© 2024 WFAE
90.7 Charlotte 93.7 Southern Pines 90.3 Hickory 106.1 Laurinburg
Play Live Radio
Next Up:
0:00 0:00
Available On Air Stations

Americans For Prosperity Spends Big To Thank McCrory, Lawmakers


Last month, Governor Pat McCrory signed off on cuts to both personal income and corporate tax rates. Now, the conservative group Americans for Prosperity wants to say thank you. And it's spending a lot of money to do so.

What’s the best way to say thank you to a politician? With a happy television ad, of course. One with loads of smiling people and upbeat music. Why are they smiling? "Because Governor McCrory and the General Assembly cut income taxes again," says the narrator.


Television ads cost money to produce and to air. This one is being broadcast in every market in North Carolina. So just how much is the conservative group spending? "It’s a six-figure television buy," says Donald Bryson, the director of the North Carolina chapter of Americans for Prosperity.

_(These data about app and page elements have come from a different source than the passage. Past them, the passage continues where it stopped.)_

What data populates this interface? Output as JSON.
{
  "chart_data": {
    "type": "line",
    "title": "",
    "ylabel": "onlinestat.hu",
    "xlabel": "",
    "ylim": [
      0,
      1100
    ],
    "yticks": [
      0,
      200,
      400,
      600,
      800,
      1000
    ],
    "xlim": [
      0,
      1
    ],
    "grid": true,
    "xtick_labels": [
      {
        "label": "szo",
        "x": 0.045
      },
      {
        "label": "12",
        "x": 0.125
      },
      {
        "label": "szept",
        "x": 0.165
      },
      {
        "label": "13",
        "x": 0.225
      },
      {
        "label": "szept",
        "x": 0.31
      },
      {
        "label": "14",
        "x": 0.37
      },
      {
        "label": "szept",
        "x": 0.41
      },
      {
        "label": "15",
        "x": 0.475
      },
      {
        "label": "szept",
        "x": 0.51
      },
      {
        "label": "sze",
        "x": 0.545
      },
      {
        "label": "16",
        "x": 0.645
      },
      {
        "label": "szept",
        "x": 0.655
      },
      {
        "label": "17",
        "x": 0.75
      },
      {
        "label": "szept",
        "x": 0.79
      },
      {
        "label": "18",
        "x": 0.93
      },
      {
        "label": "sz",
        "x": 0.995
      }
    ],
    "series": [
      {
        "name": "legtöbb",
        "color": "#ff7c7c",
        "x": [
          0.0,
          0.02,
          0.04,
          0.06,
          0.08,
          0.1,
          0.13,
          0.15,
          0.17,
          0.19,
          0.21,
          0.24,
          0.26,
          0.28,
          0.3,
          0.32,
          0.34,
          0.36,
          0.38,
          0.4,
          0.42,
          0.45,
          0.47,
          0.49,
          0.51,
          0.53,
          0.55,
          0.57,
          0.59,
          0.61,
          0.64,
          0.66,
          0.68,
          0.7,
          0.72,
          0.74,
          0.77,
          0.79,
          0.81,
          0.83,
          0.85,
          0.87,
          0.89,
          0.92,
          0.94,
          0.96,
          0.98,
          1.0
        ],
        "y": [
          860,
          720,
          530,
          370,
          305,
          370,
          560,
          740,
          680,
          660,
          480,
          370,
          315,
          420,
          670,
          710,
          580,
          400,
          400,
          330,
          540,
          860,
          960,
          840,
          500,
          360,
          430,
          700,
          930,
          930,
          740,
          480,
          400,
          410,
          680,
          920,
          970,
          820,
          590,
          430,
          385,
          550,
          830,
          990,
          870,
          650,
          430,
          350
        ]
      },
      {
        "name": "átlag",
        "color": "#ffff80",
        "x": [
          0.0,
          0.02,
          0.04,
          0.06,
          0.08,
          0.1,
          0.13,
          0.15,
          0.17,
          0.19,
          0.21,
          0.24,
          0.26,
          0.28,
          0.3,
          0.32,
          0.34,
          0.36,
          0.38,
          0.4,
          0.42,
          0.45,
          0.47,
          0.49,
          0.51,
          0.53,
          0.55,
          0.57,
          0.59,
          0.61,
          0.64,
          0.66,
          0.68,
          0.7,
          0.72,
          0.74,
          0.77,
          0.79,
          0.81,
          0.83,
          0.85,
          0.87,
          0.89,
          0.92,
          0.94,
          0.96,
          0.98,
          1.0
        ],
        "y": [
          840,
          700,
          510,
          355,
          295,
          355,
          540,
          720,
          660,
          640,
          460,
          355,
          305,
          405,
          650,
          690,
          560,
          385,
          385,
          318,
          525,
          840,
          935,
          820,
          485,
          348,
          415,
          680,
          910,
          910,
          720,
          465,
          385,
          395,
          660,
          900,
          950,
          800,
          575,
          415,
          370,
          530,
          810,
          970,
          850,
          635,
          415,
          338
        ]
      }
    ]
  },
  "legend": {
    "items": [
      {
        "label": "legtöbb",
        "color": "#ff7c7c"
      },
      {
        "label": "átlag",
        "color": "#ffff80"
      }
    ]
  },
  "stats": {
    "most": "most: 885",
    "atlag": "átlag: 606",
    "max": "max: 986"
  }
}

Push him for specifics and he answers "that’s still in flux." Besides the 30-second spot, which began airing during Sunday night football, Bryson says there will also be mailers sent out and a thank you campaign on social media. 

What makes this ad interesting is who they’re thanking. Sure, they give a shout out to the General Assembly as a whole. But they mention just one politician by name. Governor Pat McCrory. "We mention the governor by name because he’s the governor," says Bryson, who ads a lot of other politicians helped pass the budget and the tax cuts. "But if we listed every legislator who did it we couldn’t do it within the :30 seconds of the ad." Fair enough, but things in politics are rarely that clear cut.

This comes not long after Democrat Roy Cooper, North Carolina’s attorney general, jumped into the 2016 governor’s race. Republican Pat McCrory is expected to launch his re-election bid soon. This kind of statewide ad buy with positive messaging about one candidate can't hurt. But Bryson says that wasn’t behind the conservative group’s thinking.

"The election is well over a year away. We’ve been very vocal about the tax cuts all year long. And so this is just the appropriate time and as fast as we could possibly talk about the policies that passed."

There’s a good chance you’ll be able to see the ad and decide for yourself.

Tom Bullock decided to trade the khaki clad masses and traffic of Washington DC for Charlotte in 2014. Before joining WFAE, Tom spent 15 years working for NPR. Over that time he served as everything from an intern to senior producer of NPR’s Election Unit. Tom also spent five years as the senior producer of NPR’s Foreign Desk where he produced and reported from Iraq, Afghanistan, Yemen, Haiti, Egypt, Libya, Lebanon among others. Tom is looking forward to finally convincing his young daughter, Charlotte, that her new hometown was not, in fact, named after her.